There are few jobs left out there that haven't been touched by technology in one way or another. Despite the trends, many industries and the positions within them have remained relatively steady in the face of growing digital disruption.
Fleet managers, for example, can of course rely on technology in myriad ways. There are telematics systems to consider, and even vehicles themselves can be high-tech pieces of kit. However, much of their day job is centred on liaising with drivers, and keeping operations running smoothly without a pronounced digital helping hand.
Going forward, will this remain the case, or will the next generation of fleet managers become reliant on a constant stream of ones and zeros? Well, while there's no way of predicting the future, it goes without saying that knowledge is power – and that's a mantra that the fleet managers of tomorrow will simply have to live by.
Fleet managers that leverage data in the here and now will be able to better deal with challenges in the future.
Big data and fleet management
The sheer amount of information collated by even modestly sized enterprises is growing by the day, with the concept of this influx known as 'big data' in the business world. How will this be applicable to fleet managers?

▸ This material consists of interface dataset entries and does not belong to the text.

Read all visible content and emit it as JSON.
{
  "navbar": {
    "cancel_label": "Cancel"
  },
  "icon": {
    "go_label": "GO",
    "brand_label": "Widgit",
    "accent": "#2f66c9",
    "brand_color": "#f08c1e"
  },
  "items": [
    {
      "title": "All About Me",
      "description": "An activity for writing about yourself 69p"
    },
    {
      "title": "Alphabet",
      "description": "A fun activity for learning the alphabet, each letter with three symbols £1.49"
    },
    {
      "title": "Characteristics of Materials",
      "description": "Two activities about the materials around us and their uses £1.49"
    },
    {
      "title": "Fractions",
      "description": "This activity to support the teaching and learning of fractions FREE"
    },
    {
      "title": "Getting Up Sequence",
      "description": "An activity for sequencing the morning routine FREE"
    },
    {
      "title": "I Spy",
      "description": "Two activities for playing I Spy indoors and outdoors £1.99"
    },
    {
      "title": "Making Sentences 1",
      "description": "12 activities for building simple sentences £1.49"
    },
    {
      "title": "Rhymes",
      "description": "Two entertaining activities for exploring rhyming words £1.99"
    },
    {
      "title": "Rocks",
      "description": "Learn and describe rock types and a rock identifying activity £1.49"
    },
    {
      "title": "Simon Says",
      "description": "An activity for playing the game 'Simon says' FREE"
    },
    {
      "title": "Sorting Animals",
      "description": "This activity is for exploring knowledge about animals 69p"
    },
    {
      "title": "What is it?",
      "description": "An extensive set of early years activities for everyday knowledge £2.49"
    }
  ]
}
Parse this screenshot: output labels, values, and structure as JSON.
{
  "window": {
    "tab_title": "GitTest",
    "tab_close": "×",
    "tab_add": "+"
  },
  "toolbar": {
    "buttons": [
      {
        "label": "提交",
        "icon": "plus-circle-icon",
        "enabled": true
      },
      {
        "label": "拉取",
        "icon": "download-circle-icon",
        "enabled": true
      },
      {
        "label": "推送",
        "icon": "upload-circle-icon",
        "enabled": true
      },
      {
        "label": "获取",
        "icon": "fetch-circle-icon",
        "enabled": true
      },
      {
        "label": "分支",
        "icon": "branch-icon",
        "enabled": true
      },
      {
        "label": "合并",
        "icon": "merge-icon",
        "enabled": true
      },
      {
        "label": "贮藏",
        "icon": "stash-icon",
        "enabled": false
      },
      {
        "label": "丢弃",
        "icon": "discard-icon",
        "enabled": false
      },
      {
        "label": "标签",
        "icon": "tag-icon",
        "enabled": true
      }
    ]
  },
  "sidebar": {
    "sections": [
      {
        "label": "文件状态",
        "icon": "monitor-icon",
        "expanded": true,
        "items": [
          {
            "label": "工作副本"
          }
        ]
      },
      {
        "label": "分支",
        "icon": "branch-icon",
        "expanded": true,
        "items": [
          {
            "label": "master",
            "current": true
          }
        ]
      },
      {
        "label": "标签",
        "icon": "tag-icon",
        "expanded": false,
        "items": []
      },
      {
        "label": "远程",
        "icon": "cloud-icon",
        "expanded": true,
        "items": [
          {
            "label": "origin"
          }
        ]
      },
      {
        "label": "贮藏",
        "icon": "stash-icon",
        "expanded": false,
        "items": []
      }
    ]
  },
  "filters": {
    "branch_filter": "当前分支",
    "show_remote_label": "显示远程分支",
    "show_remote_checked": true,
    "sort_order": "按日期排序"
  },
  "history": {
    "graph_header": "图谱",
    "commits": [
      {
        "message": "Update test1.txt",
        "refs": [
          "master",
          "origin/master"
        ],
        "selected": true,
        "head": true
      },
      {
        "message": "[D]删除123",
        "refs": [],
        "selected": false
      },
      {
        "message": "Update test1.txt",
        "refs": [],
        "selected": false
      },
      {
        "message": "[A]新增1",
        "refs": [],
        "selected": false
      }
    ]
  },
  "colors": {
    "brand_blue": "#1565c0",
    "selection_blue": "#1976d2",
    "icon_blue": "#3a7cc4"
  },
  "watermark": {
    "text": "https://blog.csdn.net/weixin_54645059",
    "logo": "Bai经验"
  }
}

Simply, those that can leverage information to better understand the needs of drivers, customers, and their organisation at large will be equipped to deal with challenges and change.
In fact, SmartDataCollective contributor Ryan Kidman explained that there are very few facets of any fleet management operation that won't be improved by more data in the near future. Three of the most prominent areas are:
1. More thorough, scheduled maintenance
Naturally, this relates to the data generated by vehicles themselves, but it goes without saying that the telematics solution of tomorrow will provide even more in-depth, real-time data. The old method of servicing cars, vans and trucks centred on pre-determined dates in the calendar or the amount of mileage the vehicle may have done could well be numbered.
In the future, garnering more accurate information about specific parts may be possible, with the cost and efficiency benefits of carrying out maintenance work at the most opportune time incredibly pronounced.
2. Better routing
It's possible to equip today's drivers with complex mapping technologies, but many fleet managers don't leverage the data that such systems produce. Those that do going forward will be able to significantly streamline their operations.
Specifically, it will be possible to assess everything including rush hour traffic patterns, speed limits, roadworks etc in real time, and ensure that the business' vehicles are on the right track more consistently.
3. Operation efficiency and cost savings
One of the biggest ongoing expenditures for fleet managers is fuel. If the company owns and operates a vast number of vehicles, the monthly costs of petrol and diesel can easily spiral into tens of thousands of dollars.
Consequently, another data set that fleet managers need to have a broad understanding of is efficiency statistics. In keeping an eye on how much each vehicle is costing from an economy perspective, it will be much easier to assess the overarching value of any fuel cards, as well as garner whether the fleet as a whole is performing efficiently.
A growing trend
"Big data will drive decisions for all aspects of fleet management, including vehicle selection, maintenance management, and driver safety planning," said Becky Langmandel, director, strategic modelling & analytics at LeasePlan USA, as quoted by Automotive Fleet.
"With the continued use of fleet analytics and accessibility to greater amounts of data, fleets will become more efficient, operate with fewer resources, and show an increase in productivity," she concluded.
While Ms Langmandel assessment is relatively encompassing, there appears to be no denying that fleet managers who utilise data going forward will have a better chance of finding success, as after all, knowledge really is power in today's business world.